Hoban Law Group is very proud to have assisted in shaping the legal strategies employed by this group and others to prevail in Brazil, which is consistent with many of the decisions we’ve seen across other LatAm nations allowing for individuals to access cannabis for a variety of reasons. These decisions share a common theme: the UN Convention never intended to deprive people of the right to access plant-based medicines; nor did it intend to prevent people from cultivating plants that comprise a multitude of uses. This is especially true when considering the industrial hemp plant, and its very low levels of the psychotropic cannabinoid, tetrahydrocannabinol (THC).

Brazilian Court Allowing Hemp Cultivation

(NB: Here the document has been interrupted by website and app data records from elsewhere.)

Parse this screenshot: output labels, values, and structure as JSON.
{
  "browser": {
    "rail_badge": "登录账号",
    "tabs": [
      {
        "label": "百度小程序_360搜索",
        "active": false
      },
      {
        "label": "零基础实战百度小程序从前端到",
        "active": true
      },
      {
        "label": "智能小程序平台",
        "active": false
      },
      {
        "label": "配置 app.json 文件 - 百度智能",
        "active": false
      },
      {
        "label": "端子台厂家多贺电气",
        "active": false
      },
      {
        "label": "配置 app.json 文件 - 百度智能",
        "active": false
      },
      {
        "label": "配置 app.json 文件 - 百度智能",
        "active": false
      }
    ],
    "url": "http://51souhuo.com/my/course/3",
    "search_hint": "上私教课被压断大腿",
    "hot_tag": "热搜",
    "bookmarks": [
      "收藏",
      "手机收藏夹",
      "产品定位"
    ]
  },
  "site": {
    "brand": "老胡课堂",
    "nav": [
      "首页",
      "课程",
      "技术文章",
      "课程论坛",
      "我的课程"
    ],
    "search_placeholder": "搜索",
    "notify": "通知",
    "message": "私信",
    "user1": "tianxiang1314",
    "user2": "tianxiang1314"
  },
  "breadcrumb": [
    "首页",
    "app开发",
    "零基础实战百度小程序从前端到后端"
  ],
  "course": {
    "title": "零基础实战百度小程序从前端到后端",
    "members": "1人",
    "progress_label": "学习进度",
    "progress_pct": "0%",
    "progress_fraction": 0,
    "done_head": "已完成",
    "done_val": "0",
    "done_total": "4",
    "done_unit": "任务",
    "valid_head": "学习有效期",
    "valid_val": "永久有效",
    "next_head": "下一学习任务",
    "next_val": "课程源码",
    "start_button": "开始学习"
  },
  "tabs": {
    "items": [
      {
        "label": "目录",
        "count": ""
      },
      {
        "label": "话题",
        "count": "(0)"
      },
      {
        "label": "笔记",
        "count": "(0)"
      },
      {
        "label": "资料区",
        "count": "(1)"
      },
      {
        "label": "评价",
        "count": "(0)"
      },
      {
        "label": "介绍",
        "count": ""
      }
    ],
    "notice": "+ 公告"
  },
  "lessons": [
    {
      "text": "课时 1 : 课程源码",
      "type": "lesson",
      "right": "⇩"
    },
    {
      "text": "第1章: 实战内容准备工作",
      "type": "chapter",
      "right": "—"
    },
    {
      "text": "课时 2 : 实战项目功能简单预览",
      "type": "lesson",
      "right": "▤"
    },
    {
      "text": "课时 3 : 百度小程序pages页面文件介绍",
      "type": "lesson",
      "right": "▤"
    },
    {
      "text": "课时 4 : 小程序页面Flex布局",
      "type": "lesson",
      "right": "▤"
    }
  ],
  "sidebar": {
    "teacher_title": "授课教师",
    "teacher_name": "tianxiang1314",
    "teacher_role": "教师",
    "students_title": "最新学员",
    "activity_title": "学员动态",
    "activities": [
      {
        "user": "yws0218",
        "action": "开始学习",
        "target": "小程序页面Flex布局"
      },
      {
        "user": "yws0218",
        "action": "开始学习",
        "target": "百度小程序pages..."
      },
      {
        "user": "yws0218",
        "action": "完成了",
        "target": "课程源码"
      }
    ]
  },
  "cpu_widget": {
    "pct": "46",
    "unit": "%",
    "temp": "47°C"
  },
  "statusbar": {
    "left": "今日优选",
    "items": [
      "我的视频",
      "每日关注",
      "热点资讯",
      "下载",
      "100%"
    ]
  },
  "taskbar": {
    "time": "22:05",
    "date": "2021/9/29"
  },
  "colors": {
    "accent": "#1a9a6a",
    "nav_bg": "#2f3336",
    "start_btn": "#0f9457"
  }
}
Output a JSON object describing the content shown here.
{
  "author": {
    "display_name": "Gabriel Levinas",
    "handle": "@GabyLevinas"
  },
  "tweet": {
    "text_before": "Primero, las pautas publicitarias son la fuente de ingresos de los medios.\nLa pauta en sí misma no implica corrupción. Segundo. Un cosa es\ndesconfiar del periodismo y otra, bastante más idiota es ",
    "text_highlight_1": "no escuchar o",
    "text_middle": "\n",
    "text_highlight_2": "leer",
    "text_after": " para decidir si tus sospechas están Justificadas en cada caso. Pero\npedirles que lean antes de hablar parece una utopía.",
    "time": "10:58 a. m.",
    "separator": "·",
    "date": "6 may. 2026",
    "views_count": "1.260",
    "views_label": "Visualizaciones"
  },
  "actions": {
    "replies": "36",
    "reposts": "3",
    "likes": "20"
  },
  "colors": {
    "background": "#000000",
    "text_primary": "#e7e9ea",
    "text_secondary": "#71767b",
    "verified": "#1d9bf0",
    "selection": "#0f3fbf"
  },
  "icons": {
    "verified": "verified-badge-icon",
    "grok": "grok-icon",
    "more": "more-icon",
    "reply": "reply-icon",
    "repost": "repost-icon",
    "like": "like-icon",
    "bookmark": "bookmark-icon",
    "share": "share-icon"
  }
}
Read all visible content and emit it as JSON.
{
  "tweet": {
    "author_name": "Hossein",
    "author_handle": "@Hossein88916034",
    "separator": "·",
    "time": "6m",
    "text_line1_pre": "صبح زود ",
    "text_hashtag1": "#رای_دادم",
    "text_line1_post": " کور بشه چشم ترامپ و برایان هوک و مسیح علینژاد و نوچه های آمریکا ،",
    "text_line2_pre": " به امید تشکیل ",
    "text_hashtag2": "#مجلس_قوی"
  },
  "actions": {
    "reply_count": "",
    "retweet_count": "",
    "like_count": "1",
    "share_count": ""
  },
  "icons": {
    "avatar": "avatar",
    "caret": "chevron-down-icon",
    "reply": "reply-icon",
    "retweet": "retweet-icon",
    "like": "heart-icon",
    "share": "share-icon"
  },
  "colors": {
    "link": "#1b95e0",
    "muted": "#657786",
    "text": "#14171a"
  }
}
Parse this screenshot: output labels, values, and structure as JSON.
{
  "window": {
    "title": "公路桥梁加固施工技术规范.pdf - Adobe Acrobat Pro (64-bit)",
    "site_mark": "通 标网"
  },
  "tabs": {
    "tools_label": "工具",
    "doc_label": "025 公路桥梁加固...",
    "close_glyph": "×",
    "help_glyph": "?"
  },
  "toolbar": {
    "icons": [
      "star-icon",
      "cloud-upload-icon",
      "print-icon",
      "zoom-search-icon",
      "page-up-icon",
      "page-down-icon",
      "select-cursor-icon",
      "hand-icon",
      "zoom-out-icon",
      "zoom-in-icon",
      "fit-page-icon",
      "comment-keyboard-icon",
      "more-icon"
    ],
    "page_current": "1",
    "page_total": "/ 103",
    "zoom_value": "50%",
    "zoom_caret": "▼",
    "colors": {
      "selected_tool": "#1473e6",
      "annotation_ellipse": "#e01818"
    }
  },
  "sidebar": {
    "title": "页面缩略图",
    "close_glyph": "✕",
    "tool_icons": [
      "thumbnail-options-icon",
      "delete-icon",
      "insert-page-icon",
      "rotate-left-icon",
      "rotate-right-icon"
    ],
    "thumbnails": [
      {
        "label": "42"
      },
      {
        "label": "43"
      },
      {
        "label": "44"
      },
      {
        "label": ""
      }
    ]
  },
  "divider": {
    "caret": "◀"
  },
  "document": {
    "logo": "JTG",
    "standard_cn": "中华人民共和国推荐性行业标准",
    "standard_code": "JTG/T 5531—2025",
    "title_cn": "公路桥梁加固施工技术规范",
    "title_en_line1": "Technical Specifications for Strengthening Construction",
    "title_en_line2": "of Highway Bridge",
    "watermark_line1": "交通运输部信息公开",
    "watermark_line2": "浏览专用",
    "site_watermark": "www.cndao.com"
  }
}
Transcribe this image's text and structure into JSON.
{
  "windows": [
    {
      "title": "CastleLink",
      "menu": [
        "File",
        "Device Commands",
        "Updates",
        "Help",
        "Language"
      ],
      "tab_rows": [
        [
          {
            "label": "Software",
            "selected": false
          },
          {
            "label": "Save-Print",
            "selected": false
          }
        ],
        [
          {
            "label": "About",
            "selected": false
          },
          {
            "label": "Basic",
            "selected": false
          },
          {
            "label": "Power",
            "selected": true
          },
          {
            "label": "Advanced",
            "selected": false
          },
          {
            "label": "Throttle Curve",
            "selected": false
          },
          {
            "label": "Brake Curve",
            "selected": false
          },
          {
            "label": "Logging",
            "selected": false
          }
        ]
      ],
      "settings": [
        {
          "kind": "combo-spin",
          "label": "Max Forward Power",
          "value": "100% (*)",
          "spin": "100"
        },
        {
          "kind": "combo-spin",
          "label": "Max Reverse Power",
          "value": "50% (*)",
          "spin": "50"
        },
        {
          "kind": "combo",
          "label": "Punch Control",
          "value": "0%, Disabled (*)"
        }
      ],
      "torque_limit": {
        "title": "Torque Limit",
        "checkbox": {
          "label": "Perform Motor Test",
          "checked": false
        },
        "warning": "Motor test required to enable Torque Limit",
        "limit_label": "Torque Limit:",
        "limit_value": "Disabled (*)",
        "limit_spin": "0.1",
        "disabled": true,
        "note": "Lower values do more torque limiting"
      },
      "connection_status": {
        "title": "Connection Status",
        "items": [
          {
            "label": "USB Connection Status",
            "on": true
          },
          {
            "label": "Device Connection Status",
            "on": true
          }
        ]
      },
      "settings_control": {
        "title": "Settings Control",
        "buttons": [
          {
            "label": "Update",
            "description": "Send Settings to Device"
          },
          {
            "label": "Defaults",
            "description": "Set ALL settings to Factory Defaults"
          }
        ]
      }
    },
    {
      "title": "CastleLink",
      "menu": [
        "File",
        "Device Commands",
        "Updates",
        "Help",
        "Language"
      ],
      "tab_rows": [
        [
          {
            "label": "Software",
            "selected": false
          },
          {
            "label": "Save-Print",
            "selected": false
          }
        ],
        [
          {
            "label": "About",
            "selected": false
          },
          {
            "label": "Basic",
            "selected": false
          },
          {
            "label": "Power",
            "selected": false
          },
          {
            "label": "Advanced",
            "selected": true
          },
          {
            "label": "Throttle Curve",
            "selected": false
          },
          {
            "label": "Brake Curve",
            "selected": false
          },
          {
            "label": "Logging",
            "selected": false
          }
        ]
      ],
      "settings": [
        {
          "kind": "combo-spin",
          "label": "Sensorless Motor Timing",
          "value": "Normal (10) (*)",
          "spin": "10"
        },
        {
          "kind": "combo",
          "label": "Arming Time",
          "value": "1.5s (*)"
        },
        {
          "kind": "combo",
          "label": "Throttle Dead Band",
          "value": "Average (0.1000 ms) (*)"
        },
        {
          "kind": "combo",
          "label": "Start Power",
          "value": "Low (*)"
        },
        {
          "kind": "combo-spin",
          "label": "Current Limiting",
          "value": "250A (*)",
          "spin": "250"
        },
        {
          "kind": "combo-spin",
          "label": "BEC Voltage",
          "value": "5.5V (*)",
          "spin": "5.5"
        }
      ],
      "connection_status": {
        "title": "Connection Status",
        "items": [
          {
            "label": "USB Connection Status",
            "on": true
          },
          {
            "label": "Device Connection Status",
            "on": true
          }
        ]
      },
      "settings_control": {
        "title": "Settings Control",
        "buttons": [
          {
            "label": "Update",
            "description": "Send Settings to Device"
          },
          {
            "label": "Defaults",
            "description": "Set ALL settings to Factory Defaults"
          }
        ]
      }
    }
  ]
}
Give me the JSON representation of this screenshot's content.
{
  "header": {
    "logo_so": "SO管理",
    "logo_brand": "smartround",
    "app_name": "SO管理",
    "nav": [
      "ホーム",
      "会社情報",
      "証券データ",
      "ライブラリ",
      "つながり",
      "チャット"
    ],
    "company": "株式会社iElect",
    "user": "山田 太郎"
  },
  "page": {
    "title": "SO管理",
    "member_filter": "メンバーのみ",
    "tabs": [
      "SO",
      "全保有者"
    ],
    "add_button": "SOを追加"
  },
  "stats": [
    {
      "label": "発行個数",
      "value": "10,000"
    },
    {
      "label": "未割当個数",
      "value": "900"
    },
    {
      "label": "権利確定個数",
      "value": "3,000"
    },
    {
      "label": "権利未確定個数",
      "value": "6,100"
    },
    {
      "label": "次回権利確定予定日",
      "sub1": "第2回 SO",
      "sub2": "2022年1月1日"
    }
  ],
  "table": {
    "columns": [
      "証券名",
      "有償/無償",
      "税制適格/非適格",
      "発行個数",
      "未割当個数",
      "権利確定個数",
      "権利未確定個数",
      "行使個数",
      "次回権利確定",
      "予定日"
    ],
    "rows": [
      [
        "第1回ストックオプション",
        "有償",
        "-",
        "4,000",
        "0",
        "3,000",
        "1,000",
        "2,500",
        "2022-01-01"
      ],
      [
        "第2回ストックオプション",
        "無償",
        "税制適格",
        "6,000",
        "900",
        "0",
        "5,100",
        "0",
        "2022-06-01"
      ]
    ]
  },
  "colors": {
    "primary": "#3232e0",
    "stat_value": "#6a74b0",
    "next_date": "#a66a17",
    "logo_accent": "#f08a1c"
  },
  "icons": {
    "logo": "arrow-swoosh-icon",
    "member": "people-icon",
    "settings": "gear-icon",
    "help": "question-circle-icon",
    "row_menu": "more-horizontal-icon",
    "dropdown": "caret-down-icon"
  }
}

The court’s decision represents a momentous occasion. Farmers in one of the most populous countries in the world may now pursue a legal pathway to hemp cultivation. This will, once again, put industrial hemp, and its tens of thousands of uses on the center stage of sustainable economic solutions. A trend cannot be ignored.

Perhaps after far too long, policy makers and entire populations will begin to distinguish between psychoactive marijuana and non-psychoactive cáñamo. This is another grand step toward international recognition of hemp as a major global commodity. Full of hope, full of grace, is the human face. Call it home for you and me.

Bob Hoban